Last week in 1864, Brigadier Gen. Montgomery C. Meigs, who had been appointed quartermaster general of the Union Army in 1861, established Arlington House, the former home of Confederate Gen. Robert E. Lee, as a cemetery for the Union's soldiers. Today, Arlington National Cemetery remains America's national military burial ground.
Meigs was one of the true unsung heroes of the Civil War. As quartermaster general, he was charged with ensuring that military supplies — food, clothing, munitions, weapons — were effectively delivered to the Union armies in the field. It was a huge undertaking, involving more than 130,000 employees, yet Meigs did a first-rate job.
Not only did he establish a transport system that was highly efficient, but he was also scrupulously honest. By war's end Meigs's department had spent nearly half a billion dollars, yet a later congressional audit found not one penny unaccounted for in any contract Meigs authorized.
And then in 1864 Meigs was charged with finding a new site for a military cemetery because — in a war that eventually resulted in 620,000 dead soldiers on both sides — all the nearby Union military cemeteries were full.
His gaze soon fell on Arlington House, which the Lee family had evacuated when the war began because it was in Union-held territory near Washington, D.C.
Although a native of Georgia, one of the first states to join the Confederacy, Meigs was a loyal Unionist who despised all Southerners who had chosen secession.

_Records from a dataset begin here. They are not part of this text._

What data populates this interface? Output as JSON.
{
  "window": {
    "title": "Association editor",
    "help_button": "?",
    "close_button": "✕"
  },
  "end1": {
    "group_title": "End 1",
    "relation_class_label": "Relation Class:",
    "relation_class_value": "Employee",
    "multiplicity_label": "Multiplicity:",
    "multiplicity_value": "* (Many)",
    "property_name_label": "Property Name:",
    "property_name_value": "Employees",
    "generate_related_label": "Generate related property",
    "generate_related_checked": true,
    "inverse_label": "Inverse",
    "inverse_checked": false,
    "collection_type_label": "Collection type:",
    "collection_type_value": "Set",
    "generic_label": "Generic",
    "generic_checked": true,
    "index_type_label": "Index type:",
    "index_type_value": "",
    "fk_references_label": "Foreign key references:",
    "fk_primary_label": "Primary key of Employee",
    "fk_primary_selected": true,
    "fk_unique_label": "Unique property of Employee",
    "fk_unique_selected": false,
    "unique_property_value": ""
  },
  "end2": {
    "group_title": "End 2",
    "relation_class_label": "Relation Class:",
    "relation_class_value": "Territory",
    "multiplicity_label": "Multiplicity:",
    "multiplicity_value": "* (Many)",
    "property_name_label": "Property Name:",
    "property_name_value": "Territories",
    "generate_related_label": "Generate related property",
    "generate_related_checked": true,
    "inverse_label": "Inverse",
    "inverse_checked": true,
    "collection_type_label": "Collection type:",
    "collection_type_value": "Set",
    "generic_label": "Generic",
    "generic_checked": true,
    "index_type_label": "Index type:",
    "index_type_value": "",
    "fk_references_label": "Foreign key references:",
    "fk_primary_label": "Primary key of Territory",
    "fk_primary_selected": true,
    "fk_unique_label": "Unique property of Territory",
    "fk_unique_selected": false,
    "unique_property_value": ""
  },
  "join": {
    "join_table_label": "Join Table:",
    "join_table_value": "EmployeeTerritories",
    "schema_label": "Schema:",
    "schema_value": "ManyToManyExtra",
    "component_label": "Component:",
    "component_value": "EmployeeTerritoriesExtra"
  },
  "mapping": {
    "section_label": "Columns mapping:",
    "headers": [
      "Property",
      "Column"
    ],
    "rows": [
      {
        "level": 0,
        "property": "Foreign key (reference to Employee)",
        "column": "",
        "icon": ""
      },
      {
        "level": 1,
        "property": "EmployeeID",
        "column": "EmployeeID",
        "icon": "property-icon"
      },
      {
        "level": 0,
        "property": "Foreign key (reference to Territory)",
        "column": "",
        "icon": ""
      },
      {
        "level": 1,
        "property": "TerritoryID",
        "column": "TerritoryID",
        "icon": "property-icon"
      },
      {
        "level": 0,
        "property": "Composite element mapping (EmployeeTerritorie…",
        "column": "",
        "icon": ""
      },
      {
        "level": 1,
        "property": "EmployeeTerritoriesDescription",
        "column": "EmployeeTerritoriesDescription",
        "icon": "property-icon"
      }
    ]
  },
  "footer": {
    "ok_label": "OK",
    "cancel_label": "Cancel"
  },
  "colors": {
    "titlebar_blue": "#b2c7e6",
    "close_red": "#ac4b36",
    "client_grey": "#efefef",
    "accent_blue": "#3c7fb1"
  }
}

That meant Lee, the Confederacy's most celebrated soldier, was high on his hate list.
So in May 1864, Meigs ordered that Union soldiers be buried in graves that would eventually surround Lee's home. By the time Arlington House was officially designated a military cemetery in June, more than 2,500 soldiers were buried on its grounds.
That number would increase by leaps and bounds, and by 1865 it became obvious that regardless of the war's aftermath, disinterment of that many soldiers was politically (and morally) impossible, meaning Lee and his family could never again call Arlington House home — which had been Meigs' intent all along.
Indeed, although Lee's eldest son, George Washington Custis Lee, later successfully sued the federal government to return Arlington House to the Lee family, he quickly realized they could never again live there, so he sold it back to the government for a paltry $150,000.
As a postscript, in October of 1864, Meigs' own son John, then a first lieutenant in the Union Army, was killed in battle near Swift Run Gap, Va. John, too, was subsequently buried in the grounds of Arlington House. To be specific, he was buried in Mrs. Lee's rose garden.
Bruce Kauffmann's email address is email@example.com.